In 1953 Gloria and Abraham Wilson wrote to Frank Lloyd Wright to commission a home.
Gloria's brother, Marvin Bachman, had been one of Wright's apprentices, and the couple hoped that using both their last names might help them secure the commission.
Their home, designed on the Usonian model, was built in 1954 on a site in New Jersey the couple chose specifically for the building. As in many Usonian homes, the side of the house facing the street offers few windows, giving privacy to the inhabitants. The back side is a sweeping wall of glass, inviting the surrounding landscape into the home.
"Would you design a home for us?"
In 1988 the architect and design team Lawrence and Sha[r]on Tarantino bought the Bachman-Wilson House with the intention of restoring it to its original glory after several floods had damaged the riverside structure. The Tarantinos painstakingly restored the home, but the flooding and damage continued.
In 2013, after watching a CBS Sunday Morning feature about Crystal Bridges, the Tarantinos contacted the Museum with the hope that Crystal Bridges would be interested in acquiring the house and moving it to safer ground so it could be preserved
and enjoyed by future generations. Crystal Bridges took on the role of the house's steward and, guided by the Tarantinos, developed a detailed relocation plan.
The entire structure was taken apart and each component was labeled, packed, and loaded into two tractor trailers. After its 1,235 mile journey, the Bachman-Wilson House arrived in Northwest Arkansas in April, 2014.
The most challenging part of the reconstruction of the house was discerning exactly how to fit all of the components together as they had been originally. Wright's Usonian homes were designed to be constructed by third-party contractors with the assistance of a Taliesin Fellow, as the Bachman-Wilson House had been.
The team at Crystal Bridges had Wright's original plans to follow, but the rebuilding was complicated by adjustments that had been made by the original builders, as well as changes due to subsequent restoration. As the puzzle pieces began to fall into place, the house started to emerge out of the forest, and now a little piece of Frank Lloyd Wright resides here in Arkansas.

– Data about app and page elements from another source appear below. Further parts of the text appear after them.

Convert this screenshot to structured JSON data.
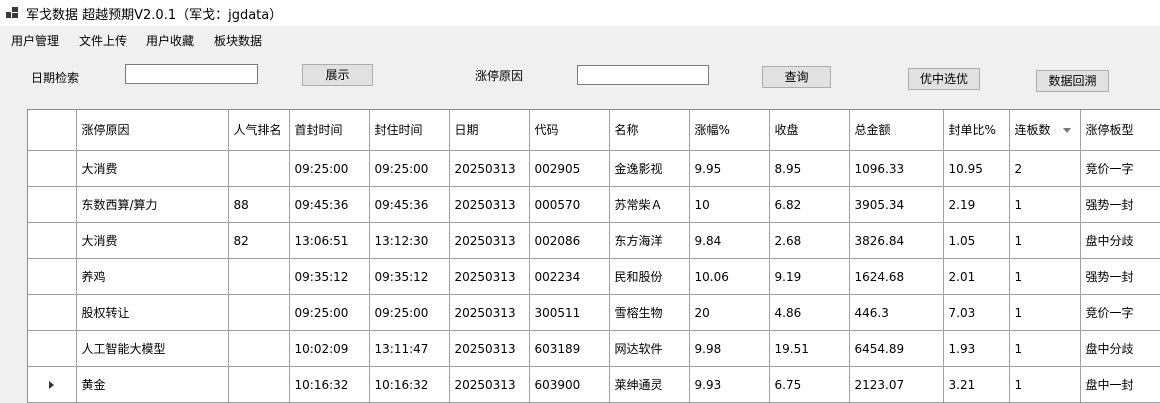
{
  "window": {
    "title": "军戈数据 超越预期V2.0.1（军戈：jgdata）",
    "icon": "window-grid-icon"
  },
  "menu": [
    "用户管理",
    "文件上传",
    "用户收藏",
    "板块数据"
  ],
  "toolbar": {
    "date_label": "日期检索",
    "date_value": "",
    "show_button": "展示",
    "reason_label": "涨停原因",
    "reason_value": "",
    "query_button": "查询",
    "pick_button": "优中选优",
    "backtrack_button": "数据回溯"
  },
  "table": {
    "columns": [
      "涨停原因",
      "人气排名",
      "首封时间",
      "封住时间",
      "日期",
      "代码",
      "名称",
      "涨幅%",
      "收盘",
      "总金额",
      "封单比%",
      "连板数",
      "涨停板型"
    ],
    "sorted_column": "连板数",
    "current_row": 6,
    "rows": [
      [
        "大消费",
        "",
        "09:25:00",
        "09:25:00",
        "20250313",
        "002905",
        "金逸影视",
        "9.95",
        "8.95",
        "1096.33",
        "10.95",
        "2",
        "竞价一字"
      ],
      [
        "东数西算/算力",
        "88",
        "09:45:36",
        "09:45:36",
        "20250313",
        "000570",
        "苏常柴Ａ",
        "10",
        "6.82",
        "3905.34",
        "2.19",
        "1",
        "强势一封"
      ],
      [
        "大消费",
        "82",
        "13:06:51",
        "13:12:30",
        "20250313",
        "002086",
        "东方海洋",
        "9.84",
        "2.68",
        "3826.84",
        "1.05",
        "1",
        "盘中分歧"
      ],
      [
        "养鸡",
        "",
        "09:35:12",
        "09:35:12",
        "20250313",
        "002234",
        "民和股份",
        "10.06",
        "9.19",
        "1624.68",
        "2.01",
        "1",
        "强势一封"
      ],
      [
        "股权转让",
        "",
        "09:25:00",
        "09:25:00",
        "20250313",
        "300511",
        "雪榕生物",
        "20",
        "4.86",
        "446.3",
        "7.03",
        "1",
        "竞价一字"
      ],
      [
        "人工智能大模型",
        "",
        "10:02:09",
        "13:11:47",
        "20250313",
        "603189",
        "网达软件",
        "9.98",
        "19.51",
        "6454.89",
        "1.93",
        "1",
        "盘中分歧"
      ],
      [
        "黄金",
        "",
        "10:16:32",
        "10:16:32",
        "20250313",
        "603900",
        "莱绅通灵",
        "9.93",
        "6.75",
        "2123.07",
        "3.21",
        "1",
        "盘中一封"
      ]
    ]
  }
}
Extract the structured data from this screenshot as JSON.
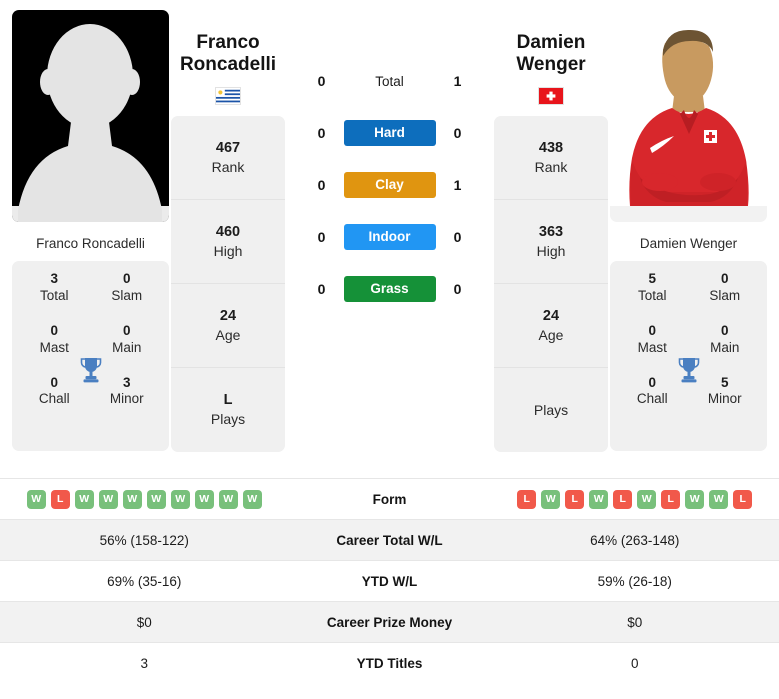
{
  "players": {
    "left": {
      "first_name": "Franco",
      "last_name": "Roncadelli",
      "full_name": "Franco Roncadelli",
      "country": "uruguay",
      "photo": "silhouette-placeholder",
      "rank": "467",
      "rank_label": "Rank",
      "high": "460",
      "high_label": "High",
      "age": "24",
      "age_label": "Age",
      "plays": "L",
      "plays_label": "Plays",
      "titles": {
        "total": "3",
        "total_label": "Total",
        "slam": "0",
        "slam_label": "Slam",
        "mast": "0",
        "mast_label": "Mast",
        "main": "0",
        "main_label": "Main",
        "chall": "0",
        "chall_label": "Chall",
        "minor": "3",
        "minor_label": "Minor"
      },
      "form": [
        "W",
        "L",
        "W",
        "W",
        "W",
        "W",
        "W",
        "W",
        "W",
        "W"
      ],
      "career_wl": "56% (158-122)",
      "ytd_wl": "69% (35-16)",
      "career_prize": "$0",
      "ytd_titles": "3"
    },
    "right": {
      "first_name": "Damien",
      "last_name": "Wenger",
      "full_name": "Damien Wenger",
      "country": "switzerland",
      "photo": "player-portrait",
      "rank": "438",
      "rank_label": "Rank",
      "high": "363",
      "high_label": "High",
      "age": "24",
      "age_label": "Age",
      "plays": "",
      "plays_label": "Plays",
      "titles": {
        "total": "5",
        "total_label": "Total",
        "slam": "0",
        "slam_label": "Slam",
        "mast": "0",
        "mast_label": "Mast",
        "main": "0",
        "main_label": "Main",
        "chall": "0",
        "chall_label": "Chall",
        "minor": "5",
        "minor_label": "Minor"
      },
      "form": [
        "L",
        "W",
        "L",
        "W",
        "L",
        "W",
        "L",
        "W",
        "W",
        "L"
      ],
      "career_wl": "64% (263-148)",
      "ytd_wl": "59% (26-18)",
      "career_prize": "$0",
      "ytd_titles": "0"
    }
  },
  "h2h": [
    {
      "label": "Total",
      "left": "0",
      "right": "1",
      "style": "plain",
      "color": ""
    },
    {
      "label": "Hard",
      "left": "0",
      "right": "0",
      "style": "bar",
      "color": "#0d6ebd"
    },
    {
      "label": "Clay",
      "left": "0",
      "right": "1",
      "style": "bar",
      "color": "#e09510"
    },
    {
      "label": "Indoor",
      "left": "0",
      "right": "0",
      "style": "bar",
      "color": "#2196f3"
    },
    {
      "label": "Grass",
      "left": "0",
      "right": "0",
      "style": "bar",
      "color": "#159138"
    }
  ],
  "table": {
    "rows": [
      {
        "label": "Form",
        "type": "form",
        "key": "form"
      },
      {
        "label": "Career Total W/L",
        "type": "text",
        "key": "career_wl"
      },
      {
        "label": "YTD W/L",
        "type": "text",
        "key": "ytd_wl"
      },
      {
        "label": "Career Prize Money",
        "type": "text",
        "key": "career_prize"
      },
      {
        "label": "YTD Titles",
        "type": "text",
        "key": "ytd_titles"
      }
    ]
  },
  "colors": {
    "win_badge": "#78c07b",
    "loss_badge": "#f1594a",
    "card_bg": "#f0f0f0",
    "row_alt_bg": "#f2f2f2"
  }
}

Transportation of the Bachman-Wilson House from Millstone, New Jersey to Bentonville, Arkansas was generously provided by JB Hunt Transport.
In its current location, the windows at the back offer a view of Crystal Spring Pond, much as they would have provided a vista onto the Millstone River in New Jersey.
Welcome Pavilion: Inspiring The Next Generation of Architects
The Frank Lloyd Wright House Welcome Pavilion was designed and fabricated as part of a collaboration between the Fay Jones School of Architecture and Design at the University of Arkansas and Crystal Bridges Museum of American Art.
Fifth-year architecture students designed the structure, inspired by the dialog on the site between the architecture of Frank Lloyd Wright and that of Crystal Bridges' architect, Moshe Safdie. A place for guests to learn about Frank Lloyd Wright and the story of the Bachman-Wright House, the pavilion is constructed of wood, metal, glass, and plastic.
The students' honest use of materials connects the design of the pavilion to the principles utilized by Wright in the Bachman-Wilson House. Wright believed in demonstrating how a building was constructed through the exposure of its structure, which was made possible by his choice of materials. The students designed the pavilion in the same way, exposing the structure and choosing materials that would achieve the needs of the building while complementing the desired aesthetic.